Overgrown incisor teeth (particular the lower incisors) are the most common oral problem in rats as their incisors continuously grow. With only the incisors continuously growing in rats, dental disease affecting the cheek teeth is much less common than in some other rodents such as guinea pigs whose molars also grow continuously.
Providing a good quality diet and enrichment items for rats to gnaw on can help to avoid overgrown incisor teeth.
Overgrown incisor teeth are sometimes the result of malocclusion (misalignment of the top and bottom teeth, either present since birth or because of trauma).
Affected animals may be off their food, slobbering and drooling, and have weight loss. There may be swelling on the face, and this might be painful, as evidenced by them rubbing at their face or wiping it against the enclosure.
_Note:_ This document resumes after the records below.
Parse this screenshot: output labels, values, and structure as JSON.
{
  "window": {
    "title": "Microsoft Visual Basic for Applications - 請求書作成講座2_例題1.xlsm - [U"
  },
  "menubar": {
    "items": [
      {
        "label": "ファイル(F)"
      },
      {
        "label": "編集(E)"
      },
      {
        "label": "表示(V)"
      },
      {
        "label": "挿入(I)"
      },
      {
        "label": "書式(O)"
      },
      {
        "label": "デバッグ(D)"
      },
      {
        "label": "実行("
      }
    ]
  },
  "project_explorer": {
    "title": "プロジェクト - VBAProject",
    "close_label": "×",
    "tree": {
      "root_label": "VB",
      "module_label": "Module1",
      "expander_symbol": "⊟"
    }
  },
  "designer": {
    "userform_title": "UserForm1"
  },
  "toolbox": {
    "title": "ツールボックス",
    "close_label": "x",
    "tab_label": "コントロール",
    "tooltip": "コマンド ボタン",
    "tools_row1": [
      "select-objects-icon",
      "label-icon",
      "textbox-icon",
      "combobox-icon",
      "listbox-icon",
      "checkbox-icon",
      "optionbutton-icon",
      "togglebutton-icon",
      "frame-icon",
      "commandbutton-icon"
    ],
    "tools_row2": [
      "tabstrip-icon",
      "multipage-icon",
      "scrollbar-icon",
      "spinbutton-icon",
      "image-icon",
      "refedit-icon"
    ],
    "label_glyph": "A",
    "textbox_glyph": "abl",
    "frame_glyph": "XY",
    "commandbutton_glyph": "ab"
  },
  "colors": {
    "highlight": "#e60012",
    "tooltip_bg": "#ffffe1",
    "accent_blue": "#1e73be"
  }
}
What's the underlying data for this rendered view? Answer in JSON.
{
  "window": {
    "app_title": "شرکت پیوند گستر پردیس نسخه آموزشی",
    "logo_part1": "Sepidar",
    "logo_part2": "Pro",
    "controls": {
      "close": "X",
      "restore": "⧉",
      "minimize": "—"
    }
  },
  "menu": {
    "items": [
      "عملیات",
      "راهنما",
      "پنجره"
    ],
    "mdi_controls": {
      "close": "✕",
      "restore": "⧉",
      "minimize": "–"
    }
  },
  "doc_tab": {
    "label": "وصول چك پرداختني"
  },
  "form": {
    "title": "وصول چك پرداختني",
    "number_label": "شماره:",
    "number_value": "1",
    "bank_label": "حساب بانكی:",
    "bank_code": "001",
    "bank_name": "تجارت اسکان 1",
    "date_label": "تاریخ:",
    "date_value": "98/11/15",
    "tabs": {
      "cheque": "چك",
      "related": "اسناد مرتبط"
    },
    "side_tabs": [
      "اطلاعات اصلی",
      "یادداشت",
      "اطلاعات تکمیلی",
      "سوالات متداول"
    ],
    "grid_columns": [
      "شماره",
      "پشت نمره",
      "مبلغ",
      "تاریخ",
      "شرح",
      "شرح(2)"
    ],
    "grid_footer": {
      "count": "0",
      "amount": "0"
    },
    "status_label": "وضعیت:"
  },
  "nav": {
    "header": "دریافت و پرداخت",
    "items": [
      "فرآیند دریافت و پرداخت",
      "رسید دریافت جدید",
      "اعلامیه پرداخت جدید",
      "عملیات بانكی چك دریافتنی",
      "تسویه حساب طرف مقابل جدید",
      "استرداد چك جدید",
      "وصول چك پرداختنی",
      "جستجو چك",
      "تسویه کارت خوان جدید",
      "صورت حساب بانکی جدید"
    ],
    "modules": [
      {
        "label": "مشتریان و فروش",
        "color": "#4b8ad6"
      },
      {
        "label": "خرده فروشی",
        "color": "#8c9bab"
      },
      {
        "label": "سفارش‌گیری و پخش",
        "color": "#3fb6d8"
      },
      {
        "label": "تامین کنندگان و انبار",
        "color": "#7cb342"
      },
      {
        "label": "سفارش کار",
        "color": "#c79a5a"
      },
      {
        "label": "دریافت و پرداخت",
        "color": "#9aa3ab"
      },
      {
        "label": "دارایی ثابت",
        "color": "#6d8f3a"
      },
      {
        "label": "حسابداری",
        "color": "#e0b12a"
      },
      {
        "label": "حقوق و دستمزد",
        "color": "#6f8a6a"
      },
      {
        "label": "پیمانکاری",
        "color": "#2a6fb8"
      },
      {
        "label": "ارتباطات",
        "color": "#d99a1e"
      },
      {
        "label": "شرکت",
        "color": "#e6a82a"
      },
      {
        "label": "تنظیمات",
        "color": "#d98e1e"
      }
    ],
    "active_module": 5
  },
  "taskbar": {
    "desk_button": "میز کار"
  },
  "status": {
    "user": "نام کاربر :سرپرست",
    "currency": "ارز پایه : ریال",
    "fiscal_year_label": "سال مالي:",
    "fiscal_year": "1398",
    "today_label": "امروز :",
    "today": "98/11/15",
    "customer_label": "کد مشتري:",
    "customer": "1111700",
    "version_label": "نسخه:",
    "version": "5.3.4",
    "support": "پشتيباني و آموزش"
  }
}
Speak to your veterinarian about treatment, which requires trimming the teeth every 4-5 weeks using a high-speed dental burr (it is recommended that this is done by a veterinarian under anaesthesia to avoid injury to the rat). Clipping with nail clippers can result in shattering of the teeth or longitudinal splits. The affected tooth (or teeth) can be extracted, but this is very difficult to do (the root is much longer than the tooth).
Mammary tumours in rats
Mammary tumours are the most common cancer in rats. They can occur over a large area as mammary tissue is very widespread in rats – see the diagrams below. The tumours can be very fast growing, doubling in size within two weeks or less.
The tumours can usually be surgically removed successfully in rats since most mammary tumours do not metastasise (spread to other organs). However, recurrence in other previously unaffected mammary tissue is common, requiring more surgery. Better results are achieved if the tumours are removed when they are small.
Desexing of rats is highly recommended to help reduce the incidence of mammary neoplasia as mammary tumours appear to have a hormonal cause in rats. The most benefit in terms of mammary tumour risk reduction is achieved by spaying rats before they are three months old but spaying between four and seven months will also help reduce the risk, just not as significantly.
Chronic respiratory disease in rats
Upper or lower respiratory tract diseases are the most common health problem in rats. Clinical signs are variable and include:
- Laboured, rapid breathing
- Sniffling and sneezing
- Red nasal discharge and clicking sounds. A term often used is ‘snicking’.
- Red tears (chromodacryorrhoea)
- Head tilt
- Reduced grooming
- Weight loss
The cause of chronic respiratory disease (CRD) in rats is multifactorial.
- Irritation of the airways with dust, aromatic oils (pine, cedar, etc), and ammonia (from urine) damages the lining of the respiratory tract.
- This lining is then invaded by Mycoplasma, a type of bacteria.
- The Mycoplasma causes even more damage, allowing infection with other bacteria.
The result is that the lining of the airways becomes thick and rigid, and a very tenacious mucus fills the airways.
By the time the problem is noticed, the changes in the lung are permanent and the infection cannot be eliminated. Treatment with antibiotics, bronchodilators, and steam therapy can improve things for a while, but this infection always comes back.
Treatment may be lifelong for severe cases. Some animals may survive for up to a few years with repeated treatment, but eventually the disease is terminal.
Chromodacryorrhea (red tears)
Chromodacryorrhea, or red tears usually occurs in rats who are stressed or diseased. It results from the Harderian glands located behind the rat’s eyes producing porphyrin pigments, which cause the tears to become a red colour. This can appear like the rat is bleeding from their eyes. The red tears may also dry and crust around the eyes and nostrils and look like dried blood.
It is important that rats with this condition are taken promptly to a veterinarian as it is often an indication of chronic underlying disease and stress which needs to be addressed.
Parasitic skin infections, particularly with fur mites, are common in rats and may cause itchiness, fur loss, self-traumatisation, and even anaemia, debilitation, and death in severe cases. For more information on fur mites and other parasites in rats, see this article.
Frohlich J (2020) Rats and mice. In: Quesenberry KE, Orcutt CJ, Mans C, Carpenter JW (eds) Ferrets, rabbits and rodents, 4th ed. W.B. Saunders, pp 345–367